Greensboro NC metro unemployment rate 9.7 percent and better?, Berkshire Hathaway owned News Record article, Labor force dropped .7 percent from 2012
“North Carolina’s unemployment rate fell for the fourth consecutive month in May to 8.8 percent, but the slight drop was largely due to a shrinking labor force rather than the creation of new jobs, economists said.”…Raleigh News Observer June 21, 2013
“The NC Labor Force Participation Rate plummeted 1.2 percent from Jan to June 2013.”...Citizen Wells
“the Times of the nineteenth of December had published the official forecasts of the output of various classes of consumption goods in the fourth quarter of 1983, which was also the sixth quarter of the Ninth Three-Year Plan.

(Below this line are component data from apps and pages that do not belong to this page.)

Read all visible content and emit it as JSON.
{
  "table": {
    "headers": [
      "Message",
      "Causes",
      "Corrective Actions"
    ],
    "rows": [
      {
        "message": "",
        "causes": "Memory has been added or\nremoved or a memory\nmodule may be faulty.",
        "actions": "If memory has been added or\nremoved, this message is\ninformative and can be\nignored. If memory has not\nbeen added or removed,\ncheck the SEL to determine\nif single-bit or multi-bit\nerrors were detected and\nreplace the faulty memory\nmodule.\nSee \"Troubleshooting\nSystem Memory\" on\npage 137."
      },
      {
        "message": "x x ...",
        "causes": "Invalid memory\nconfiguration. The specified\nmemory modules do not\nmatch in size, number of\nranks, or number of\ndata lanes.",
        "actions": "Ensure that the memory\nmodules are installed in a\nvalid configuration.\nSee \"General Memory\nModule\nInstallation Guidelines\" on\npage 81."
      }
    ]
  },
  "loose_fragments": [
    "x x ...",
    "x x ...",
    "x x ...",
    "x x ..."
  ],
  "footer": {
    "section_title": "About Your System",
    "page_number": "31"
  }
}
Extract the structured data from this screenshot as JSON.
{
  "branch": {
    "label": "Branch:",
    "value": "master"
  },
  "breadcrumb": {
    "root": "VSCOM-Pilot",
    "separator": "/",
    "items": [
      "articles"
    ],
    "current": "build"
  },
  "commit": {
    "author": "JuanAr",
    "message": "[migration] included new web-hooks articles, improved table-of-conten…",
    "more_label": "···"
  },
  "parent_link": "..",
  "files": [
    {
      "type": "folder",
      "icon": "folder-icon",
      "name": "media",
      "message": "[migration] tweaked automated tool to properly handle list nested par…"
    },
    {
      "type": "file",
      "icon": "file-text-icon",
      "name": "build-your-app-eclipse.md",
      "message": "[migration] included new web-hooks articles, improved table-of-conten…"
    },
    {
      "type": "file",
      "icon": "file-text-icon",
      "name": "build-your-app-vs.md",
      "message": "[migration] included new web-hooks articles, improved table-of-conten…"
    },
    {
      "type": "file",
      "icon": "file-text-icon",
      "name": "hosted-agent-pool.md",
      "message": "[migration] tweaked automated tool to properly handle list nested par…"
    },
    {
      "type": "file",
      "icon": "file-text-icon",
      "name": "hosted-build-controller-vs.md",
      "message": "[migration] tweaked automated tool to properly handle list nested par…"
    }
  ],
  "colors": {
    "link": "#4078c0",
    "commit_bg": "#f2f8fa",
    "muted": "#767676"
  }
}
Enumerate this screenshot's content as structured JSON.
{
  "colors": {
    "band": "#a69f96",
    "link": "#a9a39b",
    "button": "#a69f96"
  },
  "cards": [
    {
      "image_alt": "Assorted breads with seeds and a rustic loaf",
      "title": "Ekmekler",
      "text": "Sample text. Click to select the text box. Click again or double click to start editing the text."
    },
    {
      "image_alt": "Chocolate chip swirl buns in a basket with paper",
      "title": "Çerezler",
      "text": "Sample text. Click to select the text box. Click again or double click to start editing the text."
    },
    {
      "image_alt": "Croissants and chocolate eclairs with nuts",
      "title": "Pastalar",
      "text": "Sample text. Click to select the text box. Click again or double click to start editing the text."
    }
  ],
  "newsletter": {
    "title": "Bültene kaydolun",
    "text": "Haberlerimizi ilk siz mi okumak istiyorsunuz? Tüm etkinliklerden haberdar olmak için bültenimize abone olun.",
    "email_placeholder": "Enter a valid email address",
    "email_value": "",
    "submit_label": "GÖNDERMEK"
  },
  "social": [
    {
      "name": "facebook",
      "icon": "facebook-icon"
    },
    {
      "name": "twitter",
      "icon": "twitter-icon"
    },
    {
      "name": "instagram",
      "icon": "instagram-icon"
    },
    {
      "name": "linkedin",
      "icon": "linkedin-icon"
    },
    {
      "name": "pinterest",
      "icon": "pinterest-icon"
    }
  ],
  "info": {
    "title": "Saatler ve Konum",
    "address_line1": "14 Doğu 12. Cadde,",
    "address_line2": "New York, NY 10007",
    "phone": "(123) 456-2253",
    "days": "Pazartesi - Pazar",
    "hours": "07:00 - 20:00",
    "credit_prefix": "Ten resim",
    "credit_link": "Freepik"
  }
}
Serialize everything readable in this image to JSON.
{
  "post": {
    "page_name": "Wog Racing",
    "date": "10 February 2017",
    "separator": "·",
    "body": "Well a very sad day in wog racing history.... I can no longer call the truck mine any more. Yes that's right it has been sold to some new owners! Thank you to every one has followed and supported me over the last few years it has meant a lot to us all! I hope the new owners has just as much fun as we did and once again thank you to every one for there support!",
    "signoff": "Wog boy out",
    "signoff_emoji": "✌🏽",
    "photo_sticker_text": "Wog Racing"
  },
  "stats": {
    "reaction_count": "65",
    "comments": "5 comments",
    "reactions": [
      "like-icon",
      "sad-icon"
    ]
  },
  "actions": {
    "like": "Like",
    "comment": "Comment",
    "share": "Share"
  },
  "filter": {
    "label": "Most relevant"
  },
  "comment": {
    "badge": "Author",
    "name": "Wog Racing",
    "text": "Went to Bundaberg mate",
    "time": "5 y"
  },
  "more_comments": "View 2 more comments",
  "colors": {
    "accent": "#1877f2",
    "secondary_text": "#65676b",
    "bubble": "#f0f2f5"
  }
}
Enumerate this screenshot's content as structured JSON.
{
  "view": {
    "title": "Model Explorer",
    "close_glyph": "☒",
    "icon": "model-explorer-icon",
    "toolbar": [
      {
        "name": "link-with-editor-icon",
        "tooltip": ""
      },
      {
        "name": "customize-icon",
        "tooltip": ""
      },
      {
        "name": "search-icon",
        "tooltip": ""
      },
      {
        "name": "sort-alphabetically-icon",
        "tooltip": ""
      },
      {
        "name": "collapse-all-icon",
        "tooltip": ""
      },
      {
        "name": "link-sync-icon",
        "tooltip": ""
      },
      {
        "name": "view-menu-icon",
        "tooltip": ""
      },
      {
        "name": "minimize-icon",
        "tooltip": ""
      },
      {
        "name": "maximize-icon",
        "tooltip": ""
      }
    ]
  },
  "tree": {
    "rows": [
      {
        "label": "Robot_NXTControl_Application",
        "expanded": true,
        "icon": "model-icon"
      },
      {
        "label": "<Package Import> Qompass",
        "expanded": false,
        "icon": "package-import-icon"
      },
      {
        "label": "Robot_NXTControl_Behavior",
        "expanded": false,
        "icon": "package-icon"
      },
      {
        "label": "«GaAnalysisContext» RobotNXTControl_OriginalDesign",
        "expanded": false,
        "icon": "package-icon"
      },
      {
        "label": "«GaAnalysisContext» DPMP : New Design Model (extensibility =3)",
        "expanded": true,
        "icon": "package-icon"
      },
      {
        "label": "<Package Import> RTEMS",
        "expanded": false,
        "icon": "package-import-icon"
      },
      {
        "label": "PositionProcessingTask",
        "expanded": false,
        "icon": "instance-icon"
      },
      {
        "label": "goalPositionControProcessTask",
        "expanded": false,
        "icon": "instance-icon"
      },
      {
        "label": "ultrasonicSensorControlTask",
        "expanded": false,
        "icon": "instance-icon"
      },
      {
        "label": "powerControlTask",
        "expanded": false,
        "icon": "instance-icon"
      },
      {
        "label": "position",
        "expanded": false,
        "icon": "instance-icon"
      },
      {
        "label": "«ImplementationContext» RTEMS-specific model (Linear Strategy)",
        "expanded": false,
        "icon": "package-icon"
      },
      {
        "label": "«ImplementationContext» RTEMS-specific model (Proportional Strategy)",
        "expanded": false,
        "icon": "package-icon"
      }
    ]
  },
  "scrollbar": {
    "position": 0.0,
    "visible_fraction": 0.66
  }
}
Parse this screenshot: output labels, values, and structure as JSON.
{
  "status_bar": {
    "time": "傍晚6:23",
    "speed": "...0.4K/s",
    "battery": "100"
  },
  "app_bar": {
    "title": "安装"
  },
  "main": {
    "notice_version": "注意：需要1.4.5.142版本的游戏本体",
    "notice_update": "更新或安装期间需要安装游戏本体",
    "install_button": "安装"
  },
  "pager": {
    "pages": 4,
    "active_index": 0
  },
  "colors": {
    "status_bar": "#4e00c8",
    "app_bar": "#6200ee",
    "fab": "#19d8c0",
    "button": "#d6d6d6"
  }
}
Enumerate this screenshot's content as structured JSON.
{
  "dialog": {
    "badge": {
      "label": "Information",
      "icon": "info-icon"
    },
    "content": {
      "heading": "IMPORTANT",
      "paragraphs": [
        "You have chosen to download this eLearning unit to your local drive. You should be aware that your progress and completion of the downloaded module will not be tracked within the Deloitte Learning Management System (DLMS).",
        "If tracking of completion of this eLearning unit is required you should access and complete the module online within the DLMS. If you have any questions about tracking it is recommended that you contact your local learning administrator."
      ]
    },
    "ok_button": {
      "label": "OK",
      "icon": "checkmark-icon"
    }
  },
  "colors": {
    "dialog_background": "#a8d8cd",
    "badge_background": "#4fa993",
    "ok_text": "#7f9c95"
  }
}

Today’s issue contained a statement of the actual output, from which it appeared that the forecasts were in every instance grossly wrong. Winston’s job was to rectify the original figures by making them agree with the later ones.”…George Orwell, “1984″
You are being lied to.
Before I chastise and correct the national media and the misleading ADP jobs report from yesterday and misleading BLS initial claims report from this morning, I am compelled to address the jobs reporting in NC first.
From the Greensboro News Record July 31, 2013.
“Area unemployment rate shows some improvement”
“The unemployment rate in the Greensboro-High Point metro area continued to improve steadily in June to 9.7 percent compared with 10.4 percent in June 2012, according to state figures.
But 0.7 percentage points is only a moderate improvement in the employment picture and not a dramatic step towards full recovery, said economist Andrew Brod, a senior research fellow at UNCG.
“Given how weak this recovery is, that’s great, but it’s sort of damning with faint praise,” Brod said.”
“Continuing claims for unemployment spiked 52 percent from 84,699 for the week ending June 29 to 128,739 for the week ending July 6.
The increase of 44,040 continuing claims is the largest in North Carolina in more than a decade, said David C. Ribar, an economics professor at UNCG.
The figure represents the number of people who have not dropped out of the system because they are still eligible for benefits or they haven’t found jobs.
But the spike had a simple explanation, said Larry Parker, a spokesman for the state division: Thousands of people who lost their benefits on July 1 continued to file for them out of habit.”
In fairness to the News Record, they did not paint a completely rosy picture.
And 9.7 % unemployment is nothing to shout about.
But the article stated that unemployment had dropped .7 percent from 2012.
What the article did not mention is the fact that the Labor Force Participation Rate in NC dropped .7 percent as well.
Look it up.